Sin Nombre is Fukunaga’s first feature effort. He has been deservedly applauded for his debut, if for no other reason than he’s a Scando-Japanese American, and his subjects in the film are Hispanic and speak colloquial Spanish. To work in Honduras and Mexico with a foreign cast is at the very least ambitious, and makes Joe Swanberg look cowardly for keeping his inert characters in an American bedroom. There is no timidity to Fukunaga’s style, nor is there much flare.

Compared to last years’ Slumdog Millionaire, in which Danny Boyle exhibited all the directorial tenderness of a suicide bomber, Sin Nombre is quieter—and more shocking. Trying to appreciate Boyle’s India was like touring Mumbai during a volcanic eruption. Boyle wouldn’t train the camera on a subject longer than it took to film a line of dialogue, and the frenetic pace was distracting rather than compelling. Even when the proprietor of the orphanage blinds one of his wards with acid, with the camera cutting back and forth, you feel at best a sentimental horror. But you don’t experience any more agony than you would smell curry had Boyle rubbed cardamon on the lens. The violence in Sin Nombre, though, as portrayed by the cinematographer Adriano Goldman, is austere, and the tragedies haunting the characters feel abrupt, senseless, and frightening; in other words, authentic.

Slumdog was a financial success for the same reason that it was an artistic failure: it skimmed, both cinematographically and emotionally, over its subjects. It purported to be about class struggle in India, and the requisite horrors of poverty. But instead it was a shiny, loud, and clean fairytale. Slumdog overcame tragedy, but the adversity dramatized was so disingenuous that the triumph seemed saccharine at worst, and shallow at best. A lot of people, though,  must have seen Boyle’s allegory as fresh and optimistic, and the film rode that sentiment to the Oscars.

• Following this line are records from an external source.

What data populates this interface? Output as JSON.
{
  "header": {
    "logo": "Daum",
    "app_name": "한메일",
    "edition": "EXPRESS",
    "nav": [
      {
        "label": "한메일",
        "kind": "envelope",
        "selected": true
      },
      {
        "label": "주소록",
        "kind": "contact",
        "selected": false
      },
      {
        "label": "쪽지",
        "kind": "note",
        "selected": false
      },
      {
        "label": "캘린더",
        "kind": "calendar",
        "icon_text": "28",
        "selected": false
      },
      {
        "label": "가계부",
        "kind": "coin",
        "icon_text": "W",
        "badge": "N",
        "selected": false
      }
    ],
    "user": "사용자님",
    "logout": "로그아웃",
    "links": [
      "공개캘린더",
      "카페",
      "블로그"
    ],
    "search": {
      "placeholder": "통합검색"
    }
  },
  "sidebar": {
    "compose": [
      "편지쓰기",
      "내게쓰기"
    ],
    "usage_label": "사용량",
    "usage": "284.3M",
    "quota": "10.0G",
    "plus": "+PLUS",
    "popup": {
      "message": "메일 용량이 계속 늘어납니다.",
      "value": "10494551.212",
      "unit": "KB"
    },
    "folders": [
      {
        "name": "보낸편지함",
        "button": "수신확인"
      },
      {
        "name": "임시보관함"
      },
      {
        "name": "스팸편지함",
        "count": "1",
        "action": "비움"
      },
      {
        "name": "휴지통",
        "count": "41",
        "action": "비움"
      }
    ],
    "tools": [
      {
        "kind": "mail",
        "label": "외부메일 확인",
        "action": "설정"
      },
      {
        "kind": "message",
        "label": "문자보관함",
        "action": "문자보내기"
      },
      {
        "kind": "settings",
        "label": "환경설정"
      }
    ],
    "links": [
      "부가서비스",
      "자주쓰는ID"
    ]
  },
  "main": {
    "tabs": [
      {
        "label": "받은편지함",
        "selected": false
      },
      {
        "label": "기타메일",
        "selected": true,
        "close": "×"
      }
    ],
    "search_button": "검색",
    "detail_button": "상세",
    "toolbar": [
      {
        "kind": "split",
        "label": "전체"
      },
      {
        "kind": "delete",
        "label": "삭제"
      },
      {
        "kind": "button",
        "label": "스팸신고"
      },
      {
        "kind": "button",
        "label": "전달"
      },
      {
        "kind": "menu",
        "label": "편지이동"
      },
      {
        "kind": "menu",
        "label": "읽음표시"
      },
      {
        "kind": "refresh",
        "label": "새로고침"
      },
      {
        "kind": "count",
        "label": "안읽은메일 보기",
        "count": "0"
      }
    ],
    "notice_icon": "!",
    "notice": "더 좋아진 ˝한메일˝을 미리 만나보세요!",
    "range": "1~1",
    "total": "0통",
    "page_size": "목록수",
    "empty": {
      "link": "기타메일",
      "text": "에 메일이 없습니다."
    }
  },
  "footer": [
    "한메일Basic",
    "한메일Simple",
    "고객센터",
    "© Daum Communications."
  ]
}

Sin Nombre, on the other hand, earns its catharsis. That’s in part because the ablution is less complete, and the expurged sins more abhorrent. The characters and their struggles seem real, in no small part because many of the actors hail from the neighborhoods where the film was shot. Some of the Mareros in the film are Mareros in real life; they didn’t need fake tattoos. But that is not to say the film is flawless. The acting is consistently solid, but Flores—the nucleus of Sin Nombre—as the quiet and brooding Casper, feels inaccessible. Even when he opens up, briefly near the end of the film, we see only a moment of warmth, and this softer disposition isn’t completely convincing. It’s preceded by too much unmitigated rage.

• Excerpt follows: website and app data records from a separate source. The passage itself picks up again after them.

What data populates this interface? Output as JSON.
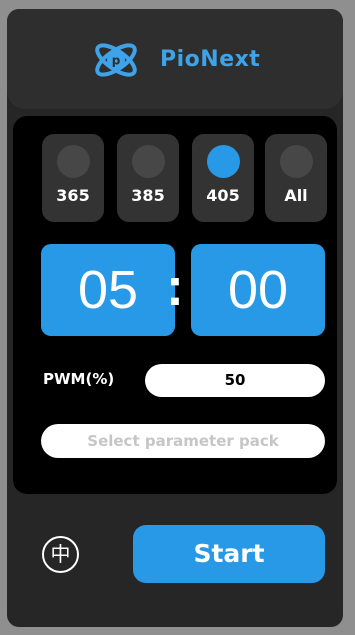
{
  "header": {
    "brand_name": "PioNext",
    "logo_icon": "atom-orbit-logo-icon",
    "accent_color": "#2799e6"
  },
  "wavelengths": [
    {
      "label": "365",
      "selected": false
    },
    {
      "label": "385",
      "selected": false
    },
    {
      "label": "405",
      "selected": true
    },
    {
      "label": "All",
      "selected": false
    }
  ],
  "timer": {
    "minutes": "05",
    "separator": ":",
    "seconds": "00"
  },
  "pwm": {
    "label": "PWM(%)",
    "value": "50"
  },
  "parameter_pack": {
    "placeholder": "Select parameter pack"
  },
  "footer": {
    "language_glyph": "中",
    "start_label": "Start"
  }
}
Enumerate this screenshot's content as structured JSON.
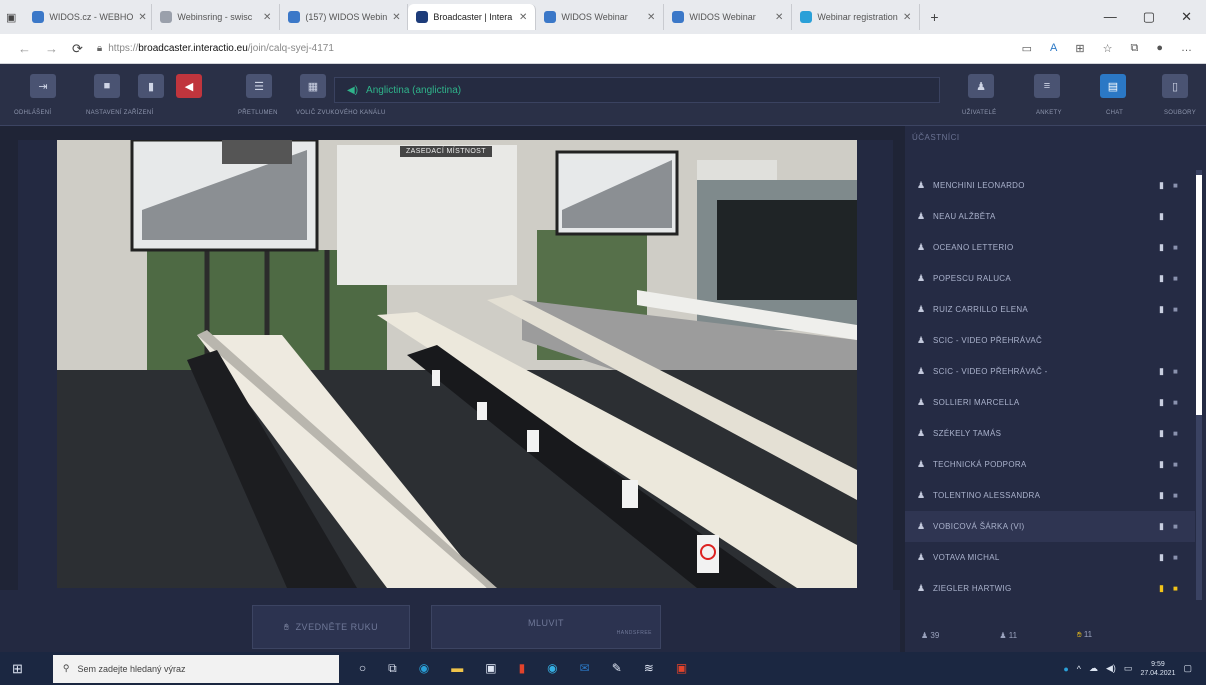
{
  "browser": {
    "tabs": [
      {
        "label": "WIDOS.cz - WEBHO"
      },
      {
        "label": "Webinsring - swisc"
      },
      {
        "label": "(157) WIDOS Webin"
      },
      {
        "label": "Broadcaster | Intera"
      },
      {
        "label": "WIDOS Webinar"
      },
      {
        "label": "WIDOS Webinar"
      },
      {
        "label": "Webinar registration"
      }
    ],
    "active_tab_index": 3,
    "new_tab": "+",
    "window_controls": [
      "—",
      "▢",
      "✕"
    ],
    "url_scheme": "https://",
    "url_host": "broadcaster.interactio.eu",
    "url_path": "/join/calq-syej-4171"
  },
  "toolbar": {
    "labels": {
      "odhlaseni": "ODHLÁŠENÍ",
      "nastaveni": "NASTAVENÍ ZAŘÍZENÍ",
      "prepinac": "PŘETLUMEN",
      "volic": "VOLIČ ZVUKOVÉHO KANÁLU",
      "uzivatele": "UŽIVATELÉ",
      "ankety": "ANKETY",
      "chat": "CHAT",
      "soubory": "SOUBORY"
    },
    "language": "Anglictina (anglictina)"
  },
  "video": {
    "room_label": "ZASEDACÍ MÍSTNOST"
  },
  "actions": {
    "raise_hand": "ZVEDNĚTE RUKU",
    "speak": "MLUVIT",
    "speak_sub": "HANDSFREE"
  },
  "participants": {
    "header": "ÚČASTNÍCI",
    "items": [
      {
        "name": "MENCHINI LEONARDO",
        "mic": true,
        "cam": true
      },
      {
        "name": "NEAU ALŽBĚTA",
        "mic": true,
        "cam": false
      },
      {
        "name": "OCEANO LETTERIO",
        "mic": true,
        "cam": true
      },
      {
        "name": "POPESCU RALUCA",
        "mic": true,
        "cam": true
      },
      {
        "name": "RUIZ CARRILLO ELENA",
        "mic": true,
        "cam": true
      },
      {
        "name": "SCIC - VIDEO PŘEHRÁVAČ",
        "mic": false,
        "cam": false
      },
      {
        "name": "SCIC - VIDEO PŘEHRÁVAČ -",
        "mic": true,
        "cam": true
      },
      {
        "name": "SOLLIERI MARCELLA",
        "mic": true,
        "cam": true
      },
      {
        "name": "SZÉKELY TAMÁS",
        "mic": true,
        "cam": true
      },
      {
        "name": "TECHNICKÁ PODPORA",
        "mic": true,
        "cam": true
      },
      {
        "name": "TOLENTINO ALESSANDRA",
        "mic": true,
        "cam": true
      },
      {
        "name": "VOBICOVÁ ŠÁRKA (VI)",
        "mic": true,
        "cam": true,
        "highlight": true
      },
      {
        "name": "VOTAVA MICHAL",
        "mic": true,
        "cam": true
      },
      {
        "name": "ZIEGLER HARTWIG",
        "mic": true,
        "cam": true,
        "active": true
      }
    ],
    "footer": {
      "total": "39",
      "second": "11",
      "raised": "11"
    }
  },
  "taskbar": {
    "search_placeholder": "Sem zadejte hledaný výraz",
    "time": "9:59",
    "date": "27.04.2021"
  },
  "colors": {
    "accent_blue": "#2b78c5",
    "mute_red": "#c0353d",
    "active_yellow": "#f3c419",
    "language_green": "#2fb38a"
  }
}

For all the murderers and rapists and rape victims that populate the film, only Lil Mago (Tenoch Huerta Mejia), the leader of the local Mara Salvatrucha gang, displays exquisite dynamism. He vacillates between tenderness and brutality, and at his best, holds onto both emotions simultaneously. He is as ominous a character to look at as I can remember—his face is black with tattoos—but early in the film, while overseeing Casper and Smiley as they shoot the prisoner in the face, he holds his infant son proudly, kissing him on the forehead. The scene gains all its power from this juxtaposition of paternal love and unapologetic violence. The murder, made all the more horrible by the presence of the boy (who we know must grow up to be a killer like his father), lays out the ethics of the film: honor is paramount, and each life has a shifting, unequal value.

This is exceptionally difficult material to handle in a first film. If at the end I felt somewhat disconnected from El Casper—whom we follow from Tepachula to the Texas border—I wonder if it wasn’t Fukunaga’s intention. After all, Sin Nombre is not a film about absolution. It is about immigration and violence and the trappings of poverty. Rather than cauterizing wounds like Boyle did with Slumdog, Fukunaga opens them further. He doesn’t canonize his characters, because every act of heroism is bound to an act of cowardice. Accordingly, Sin Nombre is not a charming film. It doesn’t make you feel better for having seen it. And that’s why it’s important.


By James Kaelan